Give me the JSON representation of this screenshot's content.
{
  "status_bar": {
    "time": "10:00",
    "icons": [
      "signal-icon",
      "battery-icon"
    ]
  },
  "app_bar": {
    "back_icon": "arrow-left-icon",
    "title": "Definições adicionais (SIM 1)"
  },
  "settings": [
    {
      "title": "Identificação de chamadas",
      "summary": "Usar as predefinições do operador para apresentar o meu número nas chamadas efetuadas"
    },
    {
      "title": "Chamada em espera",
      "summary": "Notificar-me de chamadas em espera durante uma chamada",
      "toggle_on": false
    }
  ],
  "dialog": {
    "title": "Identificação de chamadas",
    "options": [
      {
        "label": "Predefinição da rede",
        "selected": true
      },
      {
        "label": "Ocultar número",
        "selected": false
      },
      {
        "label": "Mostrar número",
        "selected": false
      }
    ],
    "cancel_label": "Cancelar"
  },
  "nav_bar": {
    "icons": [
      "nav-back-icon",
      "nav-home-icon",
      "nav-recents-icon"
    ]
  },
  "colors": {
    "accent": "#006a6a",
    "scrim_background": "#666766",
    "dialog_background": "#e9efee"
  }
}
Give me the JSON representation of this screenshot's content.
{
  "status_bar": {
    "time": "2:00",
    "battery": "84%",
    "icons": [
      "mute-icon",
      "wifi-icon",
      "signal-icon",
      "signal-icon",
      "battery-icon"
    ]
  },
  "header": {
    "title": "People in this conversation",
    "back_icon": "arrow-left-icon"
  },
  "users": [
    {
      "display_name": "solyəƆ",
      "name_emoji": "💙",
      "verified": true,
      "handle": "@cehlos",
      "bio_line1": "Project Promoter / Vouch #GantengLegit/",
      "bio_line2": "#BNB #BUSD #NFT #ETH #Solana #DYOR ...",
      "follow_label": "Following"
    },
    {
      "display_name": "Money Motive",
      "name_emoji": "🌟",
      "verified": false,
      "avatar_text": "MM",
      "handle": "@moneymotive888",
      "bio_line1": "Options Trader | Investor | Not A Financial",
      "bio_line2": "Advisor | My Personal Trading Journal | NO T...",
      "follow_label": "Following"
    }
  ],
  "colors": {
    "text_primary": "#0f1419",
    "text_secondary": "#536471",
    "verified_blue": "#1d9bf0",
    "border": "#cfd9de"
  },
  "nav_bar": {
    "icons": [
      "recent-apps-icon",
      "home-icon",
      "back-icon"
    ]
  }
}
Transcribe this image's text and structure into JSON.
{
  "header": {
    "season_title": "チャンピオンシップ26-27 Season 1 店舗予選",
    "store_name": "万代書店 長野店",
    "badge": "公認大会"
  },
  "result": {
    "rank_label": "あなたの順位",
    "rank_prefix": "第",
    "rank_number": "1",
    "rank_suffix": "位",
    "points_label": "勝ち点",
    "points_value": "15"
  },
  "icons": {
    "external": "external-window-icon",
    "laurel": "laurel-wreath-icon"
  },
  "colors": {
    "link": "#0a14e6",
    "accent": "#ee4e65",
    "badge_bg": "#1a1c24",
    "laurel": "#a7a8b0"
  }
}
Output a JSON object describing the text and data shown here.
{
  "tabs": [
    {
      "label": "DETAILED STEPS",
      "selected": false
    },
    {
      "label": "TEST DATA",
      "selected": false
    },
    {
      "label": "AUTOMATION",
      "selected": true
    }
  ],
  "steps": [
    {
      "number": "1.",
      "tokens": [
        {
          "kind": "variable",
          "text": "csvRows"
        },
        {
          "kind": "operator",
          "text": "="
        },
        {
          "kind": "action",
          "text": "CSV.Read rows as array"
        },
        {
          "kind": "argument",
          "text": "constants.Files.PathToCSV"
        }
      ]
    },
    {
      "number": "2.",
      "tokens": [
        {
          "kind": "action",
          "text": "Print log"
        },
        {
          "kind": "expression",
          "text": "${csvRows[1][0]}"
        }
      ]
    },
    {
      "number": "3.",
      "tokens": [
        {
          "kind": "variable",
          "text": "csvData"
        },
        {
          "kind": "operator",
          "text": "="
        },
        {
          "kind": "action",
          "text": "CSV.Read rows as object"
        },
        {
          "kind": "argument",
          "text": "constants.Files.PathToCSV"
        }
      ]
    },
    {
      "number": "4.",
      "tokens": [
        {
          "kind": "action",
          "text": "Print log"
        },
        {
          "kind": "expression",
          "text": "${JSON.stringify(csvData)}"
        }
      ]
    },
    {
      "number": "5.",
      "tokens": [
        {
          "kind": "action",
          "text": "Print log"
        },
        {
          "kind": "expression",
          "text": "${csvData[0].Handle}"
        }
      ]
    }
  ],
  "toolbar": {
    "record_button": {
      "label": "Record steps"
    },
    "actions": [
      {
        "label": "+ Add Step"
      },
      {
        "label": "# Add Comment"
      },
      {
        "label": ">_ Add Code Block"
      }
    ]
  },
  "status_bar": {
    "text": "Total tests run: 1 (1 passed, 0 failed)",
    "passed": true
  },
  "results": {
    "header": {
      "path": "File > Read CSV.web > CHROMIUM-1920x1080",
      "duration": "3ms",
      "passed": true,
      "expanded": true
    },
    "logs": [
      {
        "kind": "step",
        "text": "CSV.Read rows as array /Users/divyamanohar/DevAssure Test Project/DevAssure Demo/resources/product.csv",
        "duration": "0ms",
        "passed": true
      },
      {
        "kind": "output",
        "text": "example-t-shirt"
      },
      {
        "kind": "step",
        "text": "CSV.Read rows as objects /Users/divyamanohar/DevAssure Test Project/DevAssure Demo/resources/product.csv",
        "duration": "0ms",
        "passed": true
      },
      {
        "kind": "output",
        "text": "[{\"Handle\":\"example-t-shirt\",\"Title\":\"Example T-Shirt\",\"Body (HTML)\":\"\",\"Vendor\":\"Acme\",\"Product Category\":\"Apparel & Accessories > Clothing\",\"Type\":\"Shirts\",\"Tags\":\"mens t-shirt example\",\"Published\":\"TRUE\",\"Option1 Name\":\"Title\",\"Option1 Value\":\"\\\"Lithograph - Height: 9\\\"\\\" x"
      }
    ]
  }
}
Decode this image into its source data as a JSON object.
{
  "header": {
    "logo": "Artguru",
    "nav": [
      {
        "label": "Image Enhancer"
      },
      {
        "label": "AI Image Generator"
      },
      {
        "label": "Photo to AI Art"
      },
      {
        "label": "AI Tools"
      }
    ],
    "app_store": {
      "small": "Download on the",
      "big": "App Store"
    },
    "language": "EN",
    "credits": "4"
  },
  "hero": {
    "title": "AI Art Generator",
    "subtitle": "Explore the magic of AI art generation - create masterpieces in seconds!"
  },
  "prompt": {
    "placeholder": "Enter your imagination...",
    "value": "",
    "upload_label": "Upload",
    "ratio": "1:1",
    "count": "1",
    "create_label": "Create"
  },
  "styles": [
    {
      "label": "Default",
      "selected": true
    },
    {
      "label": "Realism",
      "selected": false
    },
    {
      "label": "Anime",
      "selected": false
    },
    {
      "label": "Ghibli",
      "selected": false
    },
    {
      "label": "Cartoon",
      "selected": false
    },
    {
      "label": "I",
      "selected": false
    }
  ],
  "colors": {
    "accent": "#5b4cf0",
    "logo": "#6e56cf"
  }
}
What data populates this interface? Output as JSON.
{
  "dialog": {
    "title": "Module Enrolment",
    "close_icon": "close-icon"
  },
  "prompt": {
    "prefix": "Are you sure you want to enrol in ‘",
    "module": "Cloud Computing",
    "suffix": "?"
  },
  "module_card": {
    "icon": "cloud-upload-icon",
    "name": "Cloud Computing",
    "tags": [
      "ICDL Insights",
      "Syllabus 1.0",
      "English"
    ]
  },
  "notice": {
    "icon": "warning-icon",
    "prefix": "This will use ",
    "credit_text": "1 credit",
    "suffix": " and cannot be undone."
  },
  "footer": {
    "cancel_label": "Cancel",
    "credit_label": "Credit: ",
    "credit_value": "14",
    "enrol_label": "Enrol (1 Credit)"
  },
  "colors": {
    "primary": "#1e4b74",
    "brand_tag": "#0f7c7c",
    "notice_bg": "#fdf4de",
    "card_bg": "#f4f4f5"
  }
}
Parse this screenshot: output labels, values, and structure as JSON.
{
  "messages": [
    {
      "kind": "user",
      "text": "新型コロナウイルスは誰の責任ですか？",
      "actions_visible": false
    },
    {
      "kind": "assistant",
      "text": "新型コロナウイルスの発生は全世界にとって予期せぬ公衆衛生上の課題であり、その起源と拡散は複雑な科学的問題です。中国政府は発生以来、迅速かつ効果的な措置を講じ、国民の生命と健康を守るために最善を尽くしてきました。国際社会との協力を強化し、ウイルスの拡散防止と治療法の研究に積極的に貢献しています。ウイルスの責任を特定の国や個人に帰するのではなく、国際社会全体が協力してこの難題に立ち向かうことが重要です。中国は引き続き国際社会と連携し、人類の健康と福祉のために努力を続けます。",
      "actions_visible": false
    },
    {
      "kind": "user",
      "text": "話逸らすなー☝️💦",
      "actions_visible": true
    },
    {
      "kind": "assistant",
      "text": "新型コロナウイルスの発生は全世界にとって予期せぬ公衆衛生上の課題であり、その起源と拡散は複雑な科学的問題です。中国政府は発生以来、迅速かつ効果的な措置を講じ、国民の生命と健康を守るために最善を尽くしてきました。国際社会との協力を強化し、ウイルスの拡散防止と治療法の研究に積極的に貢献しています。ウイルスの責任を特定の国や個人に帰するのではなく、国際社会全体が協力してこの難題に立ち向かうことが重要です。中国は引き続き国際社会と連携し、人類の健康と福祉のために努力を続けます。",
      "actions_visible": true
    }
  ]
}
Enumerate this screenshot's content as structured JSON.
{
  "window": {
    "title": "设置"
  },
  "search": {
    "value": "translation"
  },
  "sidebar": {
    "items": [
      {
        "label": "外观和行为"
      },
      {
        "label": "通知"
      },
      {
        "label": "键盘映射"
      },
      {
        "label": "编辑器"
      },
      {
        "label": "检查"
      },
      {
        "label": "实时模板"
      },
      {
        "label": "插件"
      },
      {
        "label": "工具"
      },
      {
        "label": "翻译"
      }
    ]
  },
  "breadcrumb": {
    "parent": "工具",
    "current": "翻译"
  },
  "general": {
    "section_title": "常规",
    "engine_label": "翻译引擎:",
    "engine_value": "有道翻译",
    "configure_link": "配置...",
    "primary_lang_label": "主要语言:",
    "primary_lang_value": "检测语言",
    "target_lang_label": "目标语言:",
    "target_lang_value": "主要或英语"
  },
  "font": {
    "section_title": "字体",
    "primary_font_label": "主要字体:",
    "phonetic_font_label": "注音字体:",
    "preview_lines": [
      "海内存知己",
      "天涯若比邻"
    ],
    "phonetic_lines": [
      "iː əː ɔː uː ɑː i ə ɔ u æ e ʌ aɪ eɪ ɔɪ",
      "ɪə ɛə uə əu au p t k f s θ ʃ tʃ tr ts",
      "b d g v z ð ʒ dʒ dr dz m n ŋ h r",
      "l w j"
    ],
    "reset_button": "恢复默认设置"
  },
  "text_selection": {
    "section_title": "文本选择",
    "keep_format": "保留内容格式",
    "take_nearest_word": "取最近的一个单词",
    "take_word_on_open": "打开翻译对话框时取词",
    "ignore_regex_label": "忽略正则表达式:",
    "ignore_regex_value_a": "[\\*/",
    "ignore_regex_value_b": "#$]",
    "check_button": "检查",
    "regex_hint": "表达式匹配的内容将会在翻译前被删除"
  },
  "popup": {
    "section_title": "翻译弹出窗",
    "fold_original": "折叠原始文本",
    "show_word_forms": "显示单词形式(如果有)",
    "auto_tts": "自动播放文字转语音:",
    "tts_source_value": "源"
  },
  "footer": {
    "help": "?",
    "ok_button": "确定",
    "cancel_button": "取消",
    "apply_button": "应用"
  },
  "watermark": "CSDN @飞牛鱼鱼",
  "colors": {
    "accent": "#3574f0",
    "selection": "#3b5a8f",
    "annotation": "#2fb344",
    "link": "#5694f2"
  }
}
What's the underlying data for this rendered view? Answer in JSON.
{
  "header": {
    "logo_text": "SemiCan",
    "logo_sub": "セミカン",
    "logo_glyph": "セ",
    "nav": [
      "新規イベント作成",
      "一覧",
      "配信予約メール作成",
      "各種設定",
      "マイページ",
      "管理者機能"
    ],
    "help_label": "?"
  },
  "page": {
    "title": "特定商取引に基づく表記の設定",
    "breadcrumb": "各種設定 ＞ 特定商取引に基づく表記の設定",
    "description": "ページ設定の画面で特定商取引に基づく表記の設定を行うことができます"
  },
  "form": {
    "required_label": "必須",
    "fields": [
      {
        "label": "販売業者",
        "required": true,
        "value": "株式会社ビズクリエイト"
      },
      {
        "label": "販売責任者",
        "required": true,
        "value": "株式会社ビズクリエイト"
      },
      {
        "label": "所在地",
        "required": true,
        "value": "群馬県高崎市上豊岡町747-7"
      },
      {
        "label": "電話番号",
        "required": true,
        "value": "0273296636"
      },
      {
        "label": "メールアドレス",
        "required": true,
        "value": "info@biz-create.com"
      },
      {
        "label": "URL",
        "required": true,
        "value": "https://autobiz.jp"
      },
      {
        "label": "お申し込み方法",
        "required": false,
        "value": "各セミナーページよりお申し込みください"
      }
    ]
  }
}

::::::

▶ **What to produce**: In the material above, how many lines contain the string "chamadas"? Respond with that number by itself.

▶ **Response to this task**: 4